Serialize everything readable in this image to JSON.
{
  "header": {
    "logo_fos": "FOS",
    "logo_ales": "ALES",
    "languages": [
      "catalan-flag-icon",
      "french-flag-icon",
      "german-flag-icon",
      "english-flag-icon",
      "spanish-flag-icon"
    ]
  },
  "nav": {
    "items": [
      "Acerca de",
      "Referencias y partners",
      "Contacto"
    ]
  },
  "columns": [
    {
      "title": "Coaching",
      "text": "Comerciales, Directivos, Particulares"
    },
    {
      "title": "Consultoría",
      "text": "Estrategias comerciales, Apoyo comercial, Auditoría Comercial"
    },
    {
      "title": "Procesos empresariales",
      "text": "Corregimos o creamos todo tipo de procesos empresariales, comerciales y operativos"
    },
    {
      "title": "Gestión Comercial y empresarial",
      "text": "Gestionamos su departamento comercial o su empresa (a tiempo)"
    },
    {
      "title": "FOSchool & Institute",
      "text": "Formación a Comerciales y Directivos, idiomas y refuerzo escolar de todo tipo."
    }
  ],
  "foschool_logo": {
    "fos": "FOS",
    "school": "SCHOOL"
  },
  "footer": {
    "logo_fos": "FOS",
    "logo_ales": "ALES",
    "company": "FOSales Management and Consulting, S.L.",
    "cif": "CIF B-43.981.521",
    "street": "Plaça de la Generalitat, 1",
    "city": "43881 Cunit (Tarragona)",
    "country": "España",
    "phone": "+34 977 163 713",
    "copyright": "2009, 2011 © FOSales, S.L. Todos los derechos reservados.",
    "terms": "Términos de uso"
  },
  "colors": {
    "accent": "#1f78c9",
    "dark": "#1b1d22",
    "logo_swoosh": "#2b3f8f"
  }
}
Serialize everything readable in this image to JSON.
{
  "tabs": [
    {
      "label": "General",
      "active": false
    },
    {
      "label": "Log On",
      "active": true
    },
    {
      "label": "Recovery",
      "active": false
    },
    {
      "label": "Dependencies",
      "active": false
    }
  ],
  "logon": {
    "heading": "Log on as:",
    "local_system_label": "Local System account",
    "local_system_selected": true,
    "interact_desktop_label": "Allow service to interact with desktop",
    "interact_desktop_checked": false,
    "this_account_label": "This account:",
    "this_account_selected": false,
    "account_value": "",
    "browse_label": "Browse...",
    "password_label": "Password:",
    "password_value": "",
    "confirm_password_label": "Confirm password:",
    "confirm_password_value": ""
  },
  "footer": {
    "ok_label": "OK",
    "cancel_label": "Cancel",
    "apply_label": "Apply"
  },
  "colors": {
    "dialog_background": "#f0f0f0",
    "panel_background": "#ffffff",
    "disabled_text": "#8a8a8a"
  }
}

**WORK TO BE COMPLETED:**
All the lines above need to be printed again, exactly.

**WRITTEN ANSWER:**
Serialize everything readable in this image to JSON.
{
  "header": {
    "logo_fos": "FOS",
    "logo_ales": "ALES",
    "languages": [
      "catalan-flag-icon",
      "french-flag-icon",
      "german-flag-icon",
      "english-flag-icon",
      "spanish-flag-icon"
    ]
  },
  "nav": {
    "items": [
      "Acerca de",
      "Referencias y partners",
      "Contacto"
    ]
  },
  "columns": [
    {
      "title": "Coaching",
      "text": "Comerciales, Directivos, Particulares"
    },
    {
      "title": "Consultoría",
      "text": "Estrategias comerciales, Apoyo comercial, Auditoría Comercial"
    },
    {
      "title": "Procesos empresariales",
      "text": "Corregimos o creamos todo tipo de procesos empresariales, comerciales y operativos"
    },
    {
      "title": "Gestión Comercial y empresarial",
      "text": "Gestionamos su departamento comercial o su empresa (a tiempo)"
    },
    {
      "title": "FOSchool & Institute",
      "text": "Formación a Comerciales y Directivos, idiomas y refuerzo escolar de todo tipo."
    }
  ],
  "foschool_logo": {
    "fos": "FOS",
    "school": "SCHOOL"
  },
  "footer": {
    "logo_fos": "FOS",
    "logo_ales": "ALES",
    "company": "FOSales Management and Consulting, S.L.",
    "cif": "CIF B-43.981.521",
    "street": "Plaça de la Generalitat, 1",
    "city": "43881 Cunit (Tarragona)",
    "country": "España",
    "phone": "+34 977 163 713",
    "copyright": "2009, 2011 © FOSales, S.L. Todos los derechos reservados.",
    "terms": "Términos de uso"
  },
  "colors": {
    "accent": "#1f78c9",
    "dark": "#1b1d22",
    "logo_swoosh": "#2b3f8f"
  }
}
Serialize everything readable in this image to JSON.
{
  "tabs": [
    {
      "label": "General",
      "active": false
    },
    {
      "label": "Log On",
      "active": true
    },
    {
      "label": "Recovery",
      "active": false
    },
    {
      "label": "Dependencies",
      "active": false
    }
  ],
  "logon": {
    "heading": "Log on as:",
    "local_system_label": "Local System account",
    "local_system_selected": true,
    "interact_desktop_label": "Allow service to interact with desktop",
    "interact_desktop_checked": false,
    "this_account_label": "This account:",
    "this_account_selected": false,
    "account_value": "",
    "browse_label": "Browse...",
    "password_label": "Password:",
    "password_value": "",
    "confirm_password_label": "Confirm password:",
    "confirm_password_value": ""
  },
  "footer": {
    "ok_label": "OK",
    "cancel_label": "Cancel",
    "apply_label": "Apply"
  },
  "colors": {
    "dialog_background": "#f0f0f0",
    "panel_background": "#ffffff",
    "disabled_text": "#8a8a8a"
  }
}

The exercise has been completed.